Theo van Doesburg had links to Russian avant-garde artists, like the constructivists.

This is a video from the USA about De Stijl.

Piet Mondriaan originally was a De Stijl colleague of Van Doesburg. Eventually, both had a conflict, however. In Mondriaan’s theory, there should just be horizontal and vertical lines in paintings etc., no diagonal lines. While Van Doesburg eventually brought back diagonal lines in his work. Mondriaan’s views on horizontal and vertical lines were influenced by Theosophy, and ideas there about “active” males vs. “passive” females. Ideas that were problematic for the active role of Nelly van Doesburg and other women in De Stijl and dadaism.

This video says about itself:

The Dada movement was a protest against the barbarism of World War I, the bourgeois interests that Dada adherents believed inspired the war, and what they believed was an oppressive intellectual rigidity in both art and everyday society. Dada was an international movement, and it is difficult to classify artists as being from any one particular country, as they were constantly moving from one place to another.

On 15 November 2009, there was an interview with art historian, and niece and biographer of Nelly van Doesburg, Ms Wies van Moorsel.
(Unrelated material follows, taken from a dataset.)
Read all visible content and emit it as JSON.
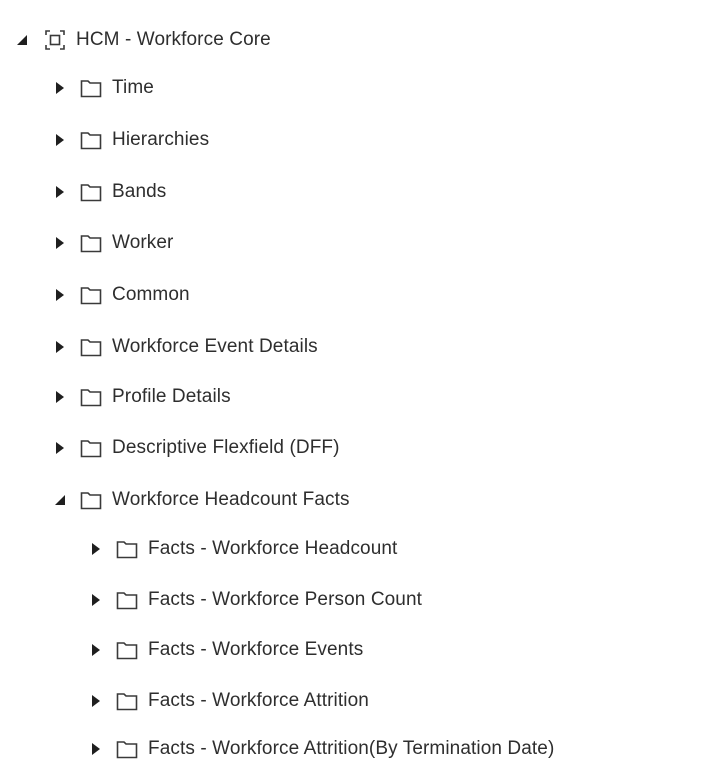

Nelly van Moorsel came from a rather conventional Roman Catholic shopowner’s family. Unusually for such a background, she went to music school to learn to play the piano, on the advice of the architect Berlage, their next door neighbour. However, the music school was conventional in its own way. Nelly did not learn anything there about music written after the nineteenth century Romantic composers. In 1920, she first met Theo van Doesburg in The Hague. He asked her about modern composers like Erik Satie. In her reply she managed to avoid to show that her education had taught her nothing about modern composers. Soon, they fell in love; which lead to a break with her family.

When Wies van Moorsel in the 1960s had the first long meeting with her aunt, Nelly van Doesburg asked her about the latest trends in visual arts. Like in her aunt’s 1910s music school, Ms van Moorsel’s art history education excluded new avant-garde tendencies, and she was unable to reply seriously.
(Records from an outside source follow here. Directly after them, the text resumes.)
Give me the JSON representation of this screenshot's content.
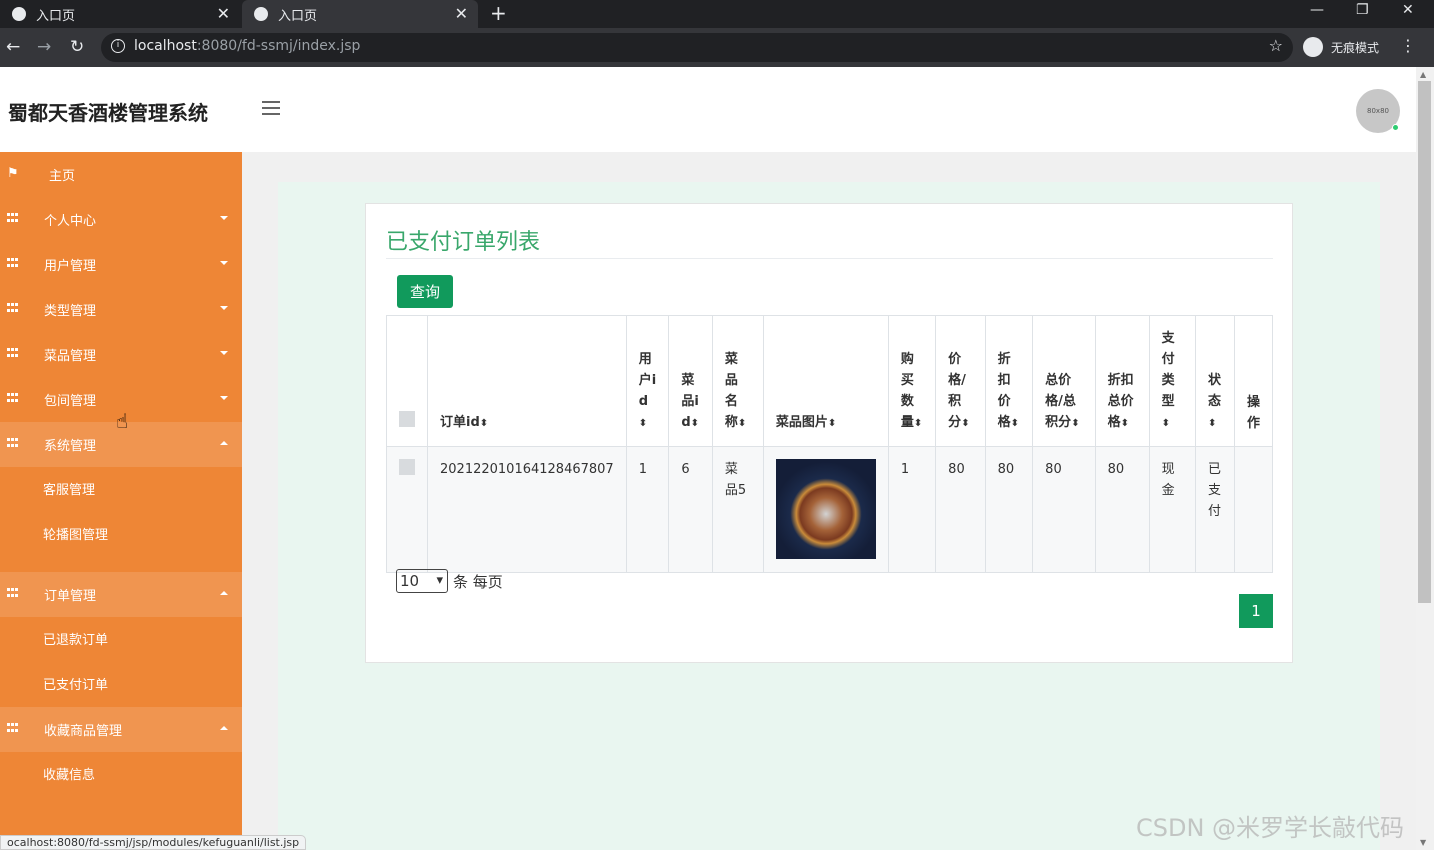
{
  "browser": {
    "tabs": [
      {
        "title": "入口页",
        "active": false
      },
      {
        "title": "入口页",
        "active": true
      }
    ],
    "url_host": "localhost",
    "url_rest": ":8080/fd-ssmj/index.jsp",
    "incognito_label": "无痕模式",
    "status_url": "ocalhost:8080/fd-ssmj/jsp/modules/kefuguanli/list.jsp"
  },
  "header": {
    "brand": "蜀都天香酒楼管理系统",
    "avatar_text": "80x80"
  },
  "sidebar": {
    "home": "主页",
    "items": [
      {
        "label": "个人中心",
        "expanded": false
      },
      {
        "label": "用户管理",
        "expanded": false
      },
      {
        "label": "类型管理",
        "expanded": false
      },
      {
        "label": "菜品管理",
        "expanded": false
      },
      {
        "label": "包间管理",
        "expanded": false
      },
      {
        "label": "系统管理",
        "expanded": true
      },
      {
        "label": "订单管理",
        "expanded": true
      },
      {
        "label": "收藏商品管理",
        "expanded": true
      }
    ],
    "sub_system": [
      "客服管理",
      "轮播图管理"
    ],
    "sub_order": [
      "已退款订单",
      "已支付订单"
    ],
    "sub_fav": [
      "收藏信息"
    ]
  },
  "main": {
    "title": "已支付订单列表",
    "query_button": "查询",
    "columns": [
      "订单id",
      "用户id",
      "菜品id",
      "菜品名称",
      "菜品图片",
      "购买数量",
      "价格/积分",
      "折扣价格",
      "总价格/总积分",
      "折扣总价格",
      "支付类型",
      "状态",
      "操作"
    ],
    "rows": [
      {
        "order_id": "202122010164128467807",
        "user_id": "1",
        "dish_id": "6",
        "dish_name": "菜品5",
        "quantity": "1",
        "price": "80",
        "discount_price": "80",
        "total": "80",
        "discount_total": "80",
        "pay_type": "现金",
        "status": "已支付"
      }
    ],
    "page_size": "10",
    "page_size_suffix": "条 每页",
    "current_page": "1"
  },
  "watermark": "CSDN @米罗学长敲代码",
  "colors": {
    "sidebar": "#ee8636",
    "accent_green": "#119a5c",
    "title_green": "#39a76b"
  }
}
Nelly van Doesburg soon learnt about 1920s avant-garde music. In 1923, during a series of dadaist performances in the Netherlands, she started playing Chopin on the piano; what conventional audiences expected from music. Then, suddenly, she disoriented the audience by changing to very recent piano compositions.

After Theo van Doesburg’s death, Nelly organized many exhibitions of the works of her late husband and other artists. Late in her life, she was still very interested in social and political issues, like opposition to the war in Algeria. Like the students’ and workers’ movement in 1968 in Paris where she lived. Like anti pollution movements. She told Wies van Moorsel that Theo, if he would have been still alive, would have been an activist rather than an artist. A view, different from the central role for art which Theo himself had claimed decades earlier.

Barney Bubbles who designed many punk and New Wave record sleeves in the 1970s-1980s, was much influenced by Theo van Doesburg.

About the Van Doesburg exhibition in London:

The visitor’s guide does not explain the socio-historical context of war and revolutions which gave artists such utopian desire to create a better world. This is a serious omission which will particularly affect younger viewers, since history is now taught so cursorily in schools.

A new book on the history of anti-war movements in Britain illuminates the stories of those who refused to fight in the First World War. Chris Bambery looks at their struggle: here.

Arts and society: here.

The Automatiste Revolution: Montreal 1941-1960: The Varley Art Gallery, Unionville, Ontario, until Feb. 28, 2010; The Albright-Knox Art Gallery, Buffalo, New York, March 19 to May 30, 2010; review here.

Jan van der Marck, former chief curator at the Detroit Institute of Arts, dies. On his views about art and society, see here.